Summary for January 2016
The Texas economy continued to grow in January but at a tepid pace in the face of a weakening global economy, lower energy prices, and a strong dollar. Total employment expanded but was weighed down by the manufacturing and oil and gas extraction sectors, especially in Houston.
The Texas Residential Construction Leading Index (RCLI), which signals future directional changes in the residential construction business cycle of single- and multifamily housing, decreased in January. The RCLI was negatively affected by decreases in weighted building permits and housing starts. The Texas Residential Business Cycle (Coincident) Index,which measures current construction showed only modest growth in January after a slowdown in activity during prior months. Single-family housing construction permits statewide increased 3.6 percent seasonally adjusted in January with declines in year-over-year growth in Austin and Houston. Dallas-Fort Worth recorded growth though it showed trends of slowing. No major MSA has reached its prior peak permitting levels. During January, Houston and Dallas-Fort Worth led the nation in the number of single-family permits issued, followed by Atlanta and Phoenix.Housing starts in Texas experienced positive growth in January 2016.
Months of inventory for existing homes across Texas remained low but registered modest upticks the past couple of months to settle near 3.8 months of inventory in January (around 6.5 months of inventory is considered balanced). It is still too soon to tell if a trough has been reached and an upward trend will continue going forward.
In January, total Texas housing sales increased 1.9 percent year-over-year seasonally adjusted (positive 5.7 percent on a not seasonally adjusted basis). Dallas-Fort Worth and San Antonio- posted solid home sales increases. In January, both Houston and Austin experienced a negative percent year-over-year seasonally adjusted change of 4.4 and 1.4, respectively (negative 0.8 percent and 0.3 not seasonally adjusted, respectively). During 2015 and into January 2016, Texas home sales registered positive growth, but the rate of change lagged behind the nation. Mortgage interest rates have remained below 4 percent. In January, the Federal Home Loan Mortgage Corporation reported a 3.87 percent average rate on a 30-year fixed-rate mortgage, while the 10-year U.S. Treasury bond yield equaled 2.09 percent.
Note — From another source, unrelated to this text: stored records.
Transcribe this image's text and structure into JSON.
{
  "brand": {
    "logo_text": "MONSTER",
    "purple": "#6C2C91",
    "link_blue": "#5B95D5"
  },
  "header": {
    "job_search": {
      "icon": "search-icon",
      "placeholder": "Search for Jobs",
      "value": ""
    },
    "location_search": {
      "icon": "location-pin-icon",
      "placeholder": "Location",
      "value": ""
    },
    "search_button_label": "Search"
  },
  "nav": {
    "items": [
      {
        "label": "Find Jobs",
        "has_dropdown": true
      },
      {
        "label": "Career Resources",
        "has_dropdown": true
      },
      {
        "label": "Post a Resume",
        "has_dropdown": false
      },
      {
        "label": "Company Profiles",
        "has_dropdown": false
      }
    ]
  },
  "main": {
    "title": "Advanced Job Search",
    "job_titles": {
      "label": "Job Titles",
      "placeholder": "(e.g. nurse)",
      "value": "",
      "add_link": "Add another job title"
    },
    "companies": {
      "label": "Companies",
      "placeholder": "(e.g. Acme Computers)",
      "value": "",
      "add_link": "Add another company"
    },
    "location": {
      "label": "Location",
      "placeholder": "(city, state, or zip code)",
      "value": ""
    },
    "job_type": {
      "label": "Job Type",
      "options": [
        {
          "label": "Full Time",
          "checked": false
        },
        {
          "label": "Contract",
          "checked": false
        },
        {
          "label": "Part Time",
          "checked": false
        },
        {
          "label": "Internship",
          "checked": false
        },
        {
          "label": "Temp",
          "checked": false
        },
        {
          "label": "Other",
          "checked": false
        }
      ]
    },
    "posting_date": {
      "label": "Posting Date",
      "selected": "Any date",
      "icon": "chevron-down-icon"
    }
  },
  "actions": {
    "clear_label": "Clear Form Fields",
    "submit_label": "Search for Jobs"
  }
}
The number of days an existing home was on the market in January remained low relative to prior periods, reflecting the tight supply. During the same month new homes registered longer sales periods than existing homes, while Austin and Houston new home sales when compared with Dallas-Fort Worth and San Antonio registered greater sales periods. The average statewide difference to sell a new home versus an existing home was 38 days in January.
Average and median sales prices have risen dramatically in Texas since 2011 and continued to climb in January. The constrained supply in conjunction with strong demand accelerated price gains. Austin has been the house price appreciation leader through January 2016. Non-energy employment growth and a strong services sector caused Dallas-Fort Worth to also register strong price appreciation. Due to recent declines in the energy sector and the resulting economic slowdown, Houston has begun to exhibit a softening in price growth.
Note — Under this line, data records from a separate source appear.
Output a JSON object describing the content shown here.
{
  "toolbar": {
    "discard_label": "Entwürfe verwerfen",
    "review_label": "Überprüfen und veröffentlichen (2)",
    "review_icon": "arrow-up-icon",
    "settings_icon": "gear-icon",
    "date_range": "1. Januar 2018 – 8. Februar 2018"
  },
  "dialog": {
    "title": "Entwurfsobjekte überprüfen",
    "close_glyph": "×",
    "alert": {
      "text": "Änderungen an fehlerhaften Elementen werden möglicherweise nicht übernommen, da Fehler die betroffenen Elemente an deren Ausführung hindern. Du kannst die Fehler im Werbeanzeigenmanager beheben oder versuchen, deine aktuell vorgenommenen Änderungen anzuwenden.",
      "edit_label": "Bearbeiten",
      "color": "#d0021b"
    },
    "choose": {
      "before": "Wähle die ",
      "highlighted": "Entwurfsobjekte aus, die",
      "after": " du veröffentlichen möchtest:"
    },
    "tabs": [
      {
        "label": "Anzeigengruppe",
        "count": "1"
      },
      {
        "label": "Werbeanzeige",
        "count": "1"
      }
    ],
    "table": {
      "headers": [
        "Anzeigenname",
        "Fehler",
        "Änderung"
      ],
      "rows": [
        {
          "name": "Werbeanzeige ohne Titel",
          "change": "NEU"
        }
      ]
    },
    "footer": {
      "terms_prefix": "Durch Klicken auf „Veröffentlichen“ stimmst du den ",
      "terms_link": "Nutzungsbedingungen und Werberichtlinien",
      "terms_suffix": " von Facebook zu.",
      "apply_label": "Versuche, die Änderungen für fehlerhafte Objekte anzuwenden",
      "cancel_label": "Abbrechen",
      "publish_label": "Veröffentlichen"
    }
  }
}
Texas’ existing and new home sales prices have steadily climbed in the major metros. Since 2011, new median home prices exceed existing home prices by 48 percent and by 37 percent based on average sales prices. This price differential is primarily because of increases in home size for newer homes and the significant increases in construction and land costs for new homes. The price per square foot for a new home in Texas is almost 20 percent more than for an existing home.
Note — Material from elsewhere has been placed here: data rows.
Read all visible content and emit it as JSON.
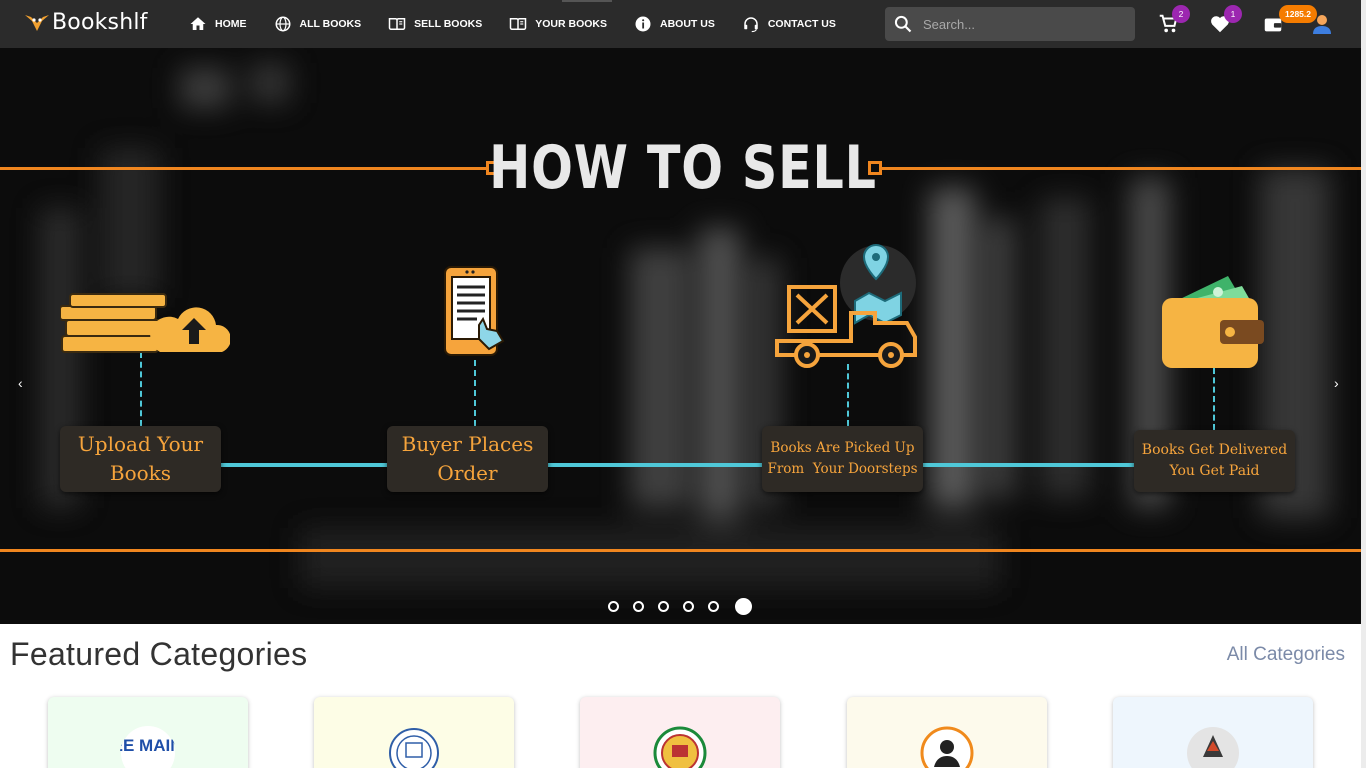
{
  "brand": {
    "name": "Bookshlf"
  },
  "nav": {
    "links": [
      {
        "label": "HOME",
        "icon": "home-icon"
      },
      {
        "label": "ALL BOOKS",
        "icon": "globe-icon"
      },
      {
        "label": "SELL BOOKS",
        "icon": "book-open-icon"
      },
      {
        "label": "YOUR BOOKS",
        "icon": "book-open-icon"
      },
      {
        "label": "ABOUT US",
        "icon": "info-icon"
      },
      {
        "label": "CONTACT US",
        "icon": "headset-icon"
      }
    ],
    "search_placeholder": "Search...",
    "cart_count": "2",
    "wishlist_count": "1",
    "wallet_balance": "1285.2"
  },
  "hero": {
    "title": "HOW TO SELL",
    "steps": [
      {
        "line1": "Upload Your",
        "line2": "Books",
        "icon": "books-cloud-upload-icon"
      },
      {
        "line1": "Buyer Places",
        "line2": "Order",
        "icon": "phone-order-icon"
      },
      {
        "line1": "Books Are Picked Up",
        "line2": "From  Your Doorsteps",
        "icon": "delivery-truck-icon"
      },
      {
        "line1": "Books Get Delivered",
        "line2": "You Get Paid",
        "icon": "wallet-icon"
      }
    ],
    "prev_arrow": "‹",
    "next_arrow": "›",
    "slide_count": 6,
    "active_slide": 6
  },
  "featured": {
    "title": "Featured Categories",
    "all_label": "All Categories",
    "categories": [
      {
        "logo_text": "JEE MAINS",
        "bg": "#eefdf0"
      },
      {
        "logo_text": "",
        "bg": "#fdfde6"
      },
      {
        "logo_text": "",
        "bg": "#fdeef0"
      },
      {
        "logo_text": "",
        "bg": "#fdfaec"
      },
      {
        "logo_text": "",
        "bg": "#eef6fd"
      }
    ]
  },
  "colors": {
    "nav_bg": "#2b2b2b",
    "accent_orange": "#f0861f",
    "accent_cyan": "#4fc8d8",
    "card_text": "#f6a43c",
    "badge_purple": "#9c27b0"
  }
}
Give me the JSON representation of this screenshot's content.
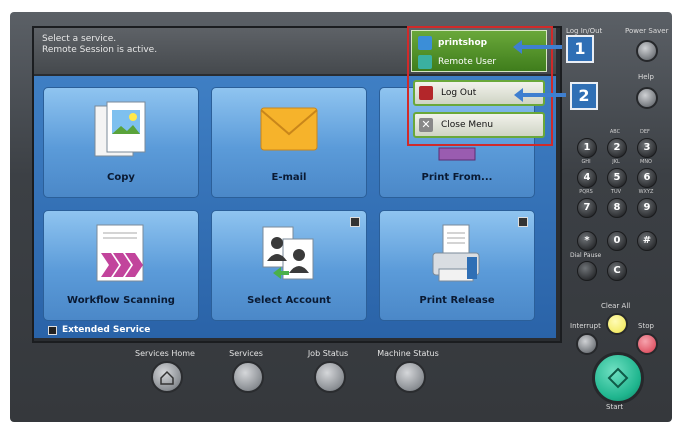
{
  "status": {
    "line1": "Select a service.",
    "line2": "Remote Session is active."
  },
  "tiles": [
    {
      "label": "Copy"
    },
    {
      "label": "E-mail"
    },
    {
      "label": "Print From..."
    },
    {
      "label": "Workflow Scanning"
    },
    {
      "label": "Select Account"
    },
    {
      "label": "Print Release"
    }
  ],
  "extended_service": "Extended Service",
  "popup": {
    "user": "printshop",
    "user_type": "Remote User",
    "logout_label": "Log Out",
    "close_label": "Close Menu"
  },
  "callouts": [
    "1",
    "2"
  ],
  "bottom_buttons": [
    "Services Home",
    "Services",
    "Job Status",
    "Machine Status"
  ],
  "right_panel": {
    "login_label": "Log In/Out",
    "power_label": "Power Saver",
    "help_label": "Help",
    "clear_all_label": "Clear All",
    "interrupt_label": "Interrupt",
    "stop_label": "Stop",
    "start_label": "Start",
    "dial_pause_label": "Dial Pause"
  },
  "keypad": [
    {
      "key": "1",
      "sub": ""
    },
    {
      "key": "2",
      "sub": "ABC"
    },
    {
      "key": "3",
      "sub": "DEF"
    },
    {
      "key": "4",
      "sub": "GHI"
    },
    {
      "key": "5",
      "sub": "JKL"
    },
    {
      "key": "6",
      "sub": "MNO"
    },
    {
      "key": "7",
      "sub": "PQRS"
    },
    {
      "key": "8",
      "sub": "TUV"
    },
    {
      "key": "9",
      "sub": "WXYZ"
    },
    {
      "key": "*",
      "sub": ""
    },
    {
      "key": "0",
      "sub": ""
    },
    {
      "key": "#",
      "sub": ""
    },
    {
      "key": "C",
      "sub": ""
    }
  ],
  "colors": {
    "accent_blue": "#2f6fb5",
    "popup_green": "#4f8f2a",
    "highlight_red": "#d02a2a",
    "start_green": "#1fb58e",
    "clear_yellow": "#f4ec6a",
    "stop_red": "#e05a6a"
  }
}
Even with rapid price appreciation, purchasing a home in Texas continued to be relatively affordable compared with the rest of the United States, but the gap appears to be closing. The rate of increase in personal and household income greatly lags the increase in home prices.
Reference: Texas Housing Insight by James P. Gaines, Luis B. Torres and Wayne Day (Mar 16, 2016)